In the 1st, Southaven Mayor Greg Davis and former Tupelo Mayor Glenn McCullough have both spent large sums of money, much of it on television ads attacking one another. A recent Davis ad accuses McCullough of being fiscally irresponsible while serving as chairman of the Tennessee Valley Authority, the largest public power company in the country. McCullough was appointed to TVA in 1999 by President Clinton, and served as chairman from 2001-2005. One of McCullough's ads attempts to make the case that he is the only conservative candidate, noting that Davis, a former state House member in the 1990s, ran as an independent.

The 1st District stretches across the entire northern border of the state, and reaches from the Memphis metropolitan area in the northwest to the city of Columbus on the eastern edge of the state. Davis hails from DeSoto County in the Memphis metro area, where Southaven lies just across the Tennessee border from the city. DeSoto is the third largest county in the state and makes up about a fifth of the district's population. McCullough is from Lee County, known as the birthplace of Elvis Presley. Lee has about half the population of DeSoto.

There is a third Republican, ophthalmologist Randy Russell, in the race, making the need for a runoff election more likely. If no candidate receives 50 percent of the vote, a runoff will be held April 1 between the two candidates who received the most primary votes. Also, a special election to fill the remainder of Wicker's term will be held April 22. All three Republicans have filed for that election as well. The winner of the Republican primary will take on one of five Democrats vying for the nomination, though only one, Travis Childers, has reported raising any money.

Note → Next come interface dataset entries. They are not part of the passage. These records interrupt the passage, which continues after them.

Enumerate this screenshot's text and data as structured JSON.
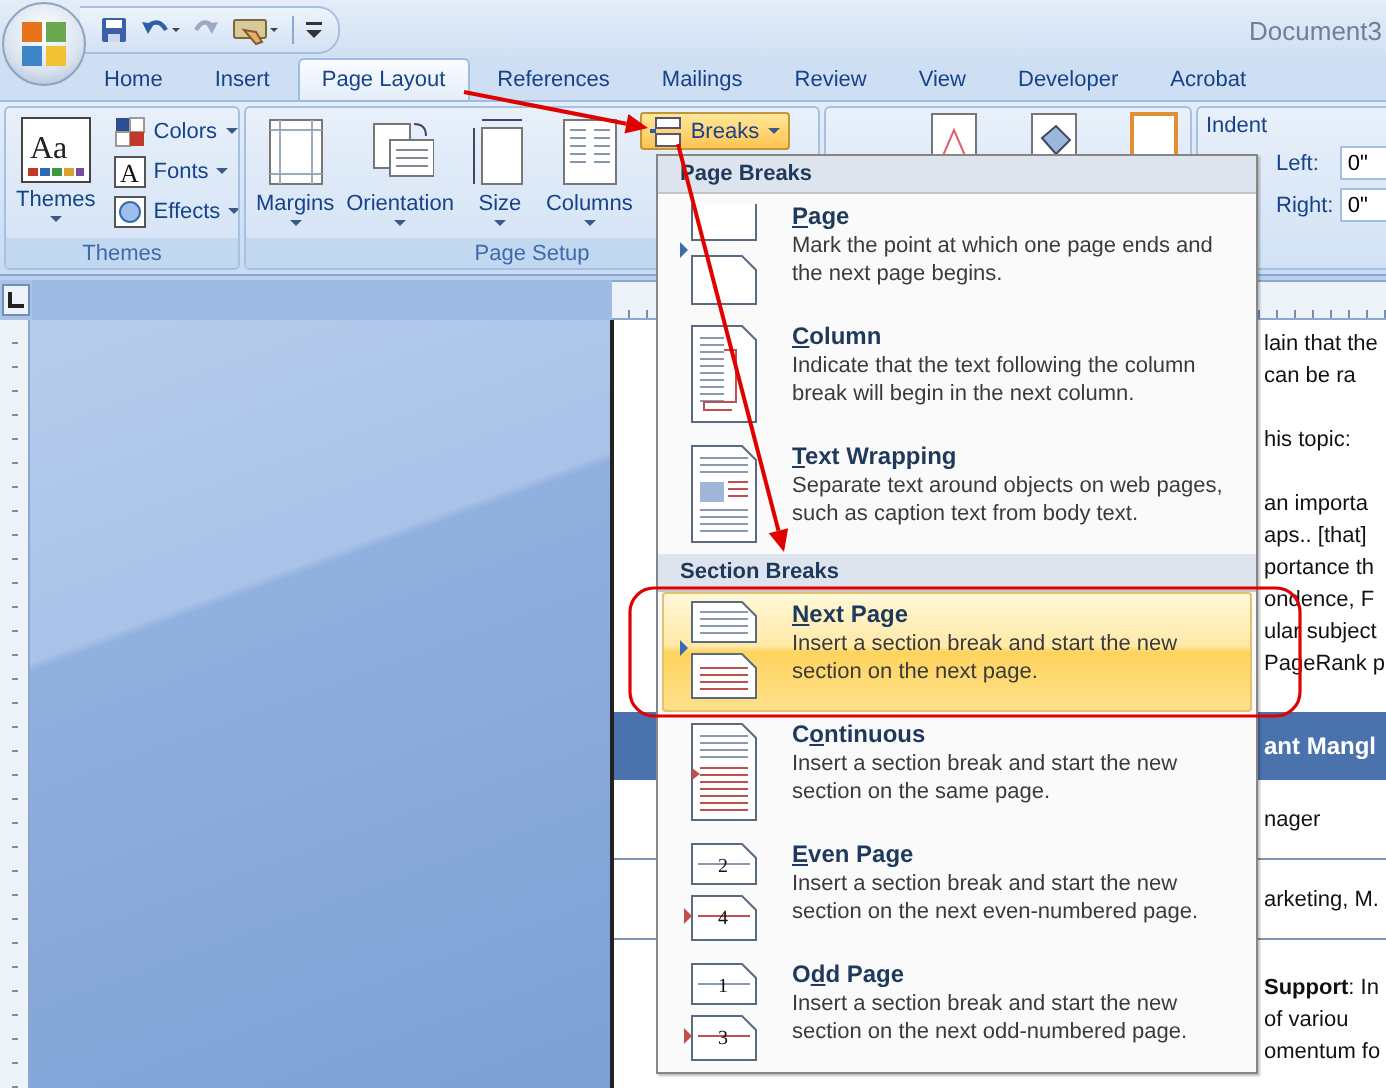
{
  "window": {
    "title": "Document3"
  },
  "tabs": [
    {
      "label": "Home",
      "selected": false
    },
    {
      "label": "Insert",
      "selected": false
    },
    {
      "label": "Page Layout",
      "selected": true
    },
    {
      "label": "References",
      "selected": false
    },
    {
      "label": "Mailings",
      "selected": false
    },
    {
      "label": "Review",
      "selected": false
    },
    {
      "label": "View",
      "selected": false
    },
    {
      "label": "Developer",
      "selected": false
    },
    {
      "label": "Acrobat",
      "selected": false
    }
  ],
  "ribbon": {
    "groups": [
      {
        "kind": "themes",
        "label": "Themes",
        "buttons": [
          {
            "kind": "large",
            "label": "Themes",
            "icon_text": "Aa"
          },
          {
            "kind": "small",
            "label": "Colors"
          },
          {
            "kind": "small",
            "label": "Fonts",
            "icon_text": "A"
          },
          {
            "kind": "small",
            "label": "Effects"
          }
        ]
      },
      {
        "kind": "page_setup",
        "label": "Page Setup",
        "buttons": [
          {
            "kind": "large",
            "label": "Margins"
          },
          {
            "kind": "large",
            "label": "Orientation"
          },
          {
            "kind": "large",
            "label": "Size"
          },
          {
            "kind": "large",
            "label": "Columns"
          },
          {
            "kind": "small",
            "label": "Breaks",
            "pressed": true
          }
        ]
      },
      {
        "kind": "icons"
      },
      {
        "kind": "indent",
        "label": "Indent",
        "fields": [
          {
            "label": "Left:",
            "value": "0\""
          },
          {
            "label": "Right:",
            "value": "0\""
          }
        ]
      }
    ]
  },
  "breaks_menu": {
    "sections": [
      {
        "header": "Page Breaks",
        "items": [
          {
            "kind": "page",
            "access_key": "P",
            "title_after": "age",
            "description": "Mark the point at which one page ends and the next page begins.",
            "selected": false
          },
          {
            "kind": "column",
            "access_key": "C",
            "title_after": "olumn",
            "description": "Indicate that the text following the column break will begin in the next column.",
            "selected": false
          },
          {
            "kind": "text_wrapping",
            "access_key": "T",
            "title_after": "ext Wrapping",
            "description": "Separate text around objects on web pages, such as caption text from body text.",
            "selected": false
          }
        ]
      },
      {
        "header": "Section Breaks",
        "items": [
          {
            "kind": "next_page",
            "access_key": "N",
            "title_after": "ext Page",
            "description": "Insert a section break and start the new section on the next page.",
            "selected": true
          },
          {
            "kind": "continuous",
            "title_before": "C",
            "access_key": "o",
            "title_after": "ntinuous",
            "description": "Insert a section break and start the new section on the same page.",
            "selected": false
          },
          {
            "kind": "numbered",
            "access_key": "E",
            "title_after": "ven Page",
            "description": "Insert a section break and start the new section on the next even-numbered page.",
            "selected": false,
            "icon_labels": [
              "2",
              "4"
            ]
          },
          {
            "kind": "numbered",
            "title_before": "O",
            "access_key": "d",
            "title_after": "d Page",
            "description": "Insert a section break and start the new section on the next odd-numbered page.",
            "selected": false,
            "icon_labels": [
              "1",
              "3"
            ]
          }
        ]
      }
    ]
  },
  "document": {
    "blocks": [
      {
        "kind": "paragraph",
        "lines": [
          "lain that the",
          "can be ra"
        ]
      },
      {
        "kind": "paragraph",
        "lines": [
          "his topic:"
        ]
      },
      {
        "kind": "paragraph",
        "lines": [
          "an importa",
          "aps.. [that]",
          "portance th",
          "ondence, F",
          "ular subject",
          "PageRank p"
        ]
      },
      {
        "kind": "heading",
        "text": "ant Mangl"
      },
      {
        "kind": "field",
        "text": "nager"
      },
      {
        "kind": "field",
        "text": "arketing, M."
      },
      {
        "kind": "paragraph",
        "lines": [
          "**Support**: In",
          "of variou",
          "omentum fo"
        ]
      }
    ]
  },
  "annotations": [
    {
      "kind": "arrow"
    },
    {
      "kind": "arrow"
    },
    {
      "kind": "outline"
    }
  ]
}
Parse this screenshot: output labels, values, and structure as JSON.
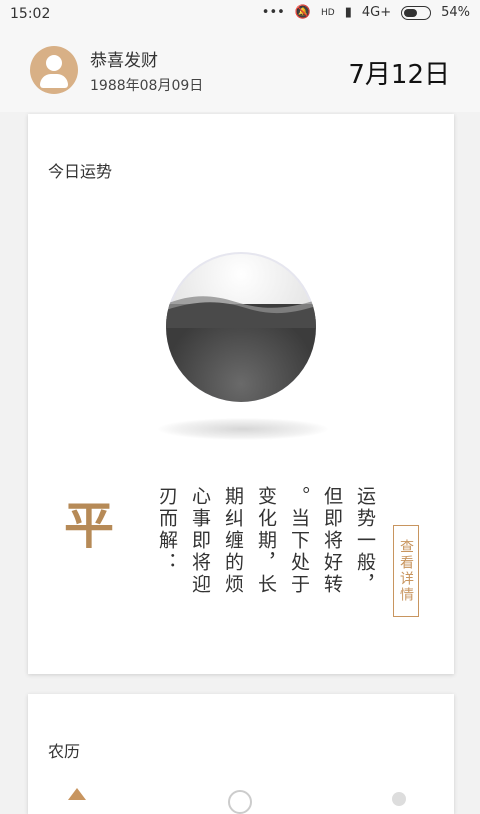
{
  "status_bar": {
    "time": "15:02",
    "dots": "•••",
    "mute_icon": "mute-icon",
    "hd": "HD",
    "signal": "4G+",
    "battery": "54%",
    "battery_level": 0.54
  },
  "profile": {
    "name": "恭喜发财",
    "birth": "1988年08月09日"
  },
  "date": "7月12日",
  "fortune": {
    "title": "今日运势",
    "level": "平",
    "columns": [
      "运势一般，",
      "但即将好转",
      "。当下处于",
      "变化期，长",
      "期纠缠的烦",
      "心事即将迎",
      "刃而解："
    ],
    "detail_button": "查看详情"
  },
  "lunar": {
    "title": "农历"
  },
  "colors": {
    "accent": "#c8955f",
    "avatar": "#d8b086"
  }
}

In the 3rd District, where Pickering held office since 1996, the Republican primary is almost assured of going to a runoff, with four of the seven candidates on the ballot having spent at least $100,000. David Landrum, a wealthy businessman, has spent the most money by far. Through the final FEC reporting date, which was more than two weeks ago, Landrum had already spent $850,000 -- more than twice that of any other candidate. About half of the more than $1 million he has raised has come out of his own pocket, including $75,000 in the last few days.

Landrum has been attacked recently by his opponents for allegedly not voting in the last seven years -- though he argues otherwise -- and for a campaign donation he made to former Democratic Gov. Ronnie Musgrove in his 2003 re-election bid against now-Gov. Haley Barbour.

The other leading Republicans include former State Senator Charlie Ross, who lost a bid for Lieutenant Governor in the 2007 Republican primary; John Rounsaville, a former aide to both Pickering and Barbour; and attorney Gregg Harper. All of the candidates have stated the similar goal of carrying on the conservative principles and voting record of Pickering. The winner of the primary or April 1 runoff will take on one of two Democrats, neither of which has filed campaign finance reports with the FEC.

The 3rd District looks like a forward slash, starting in the southwestern corner of the state and spreading northeast to the Alabama border. It includes at least parts of 25 counties, including the suburbs of Jackson.

--Kyle Trygstad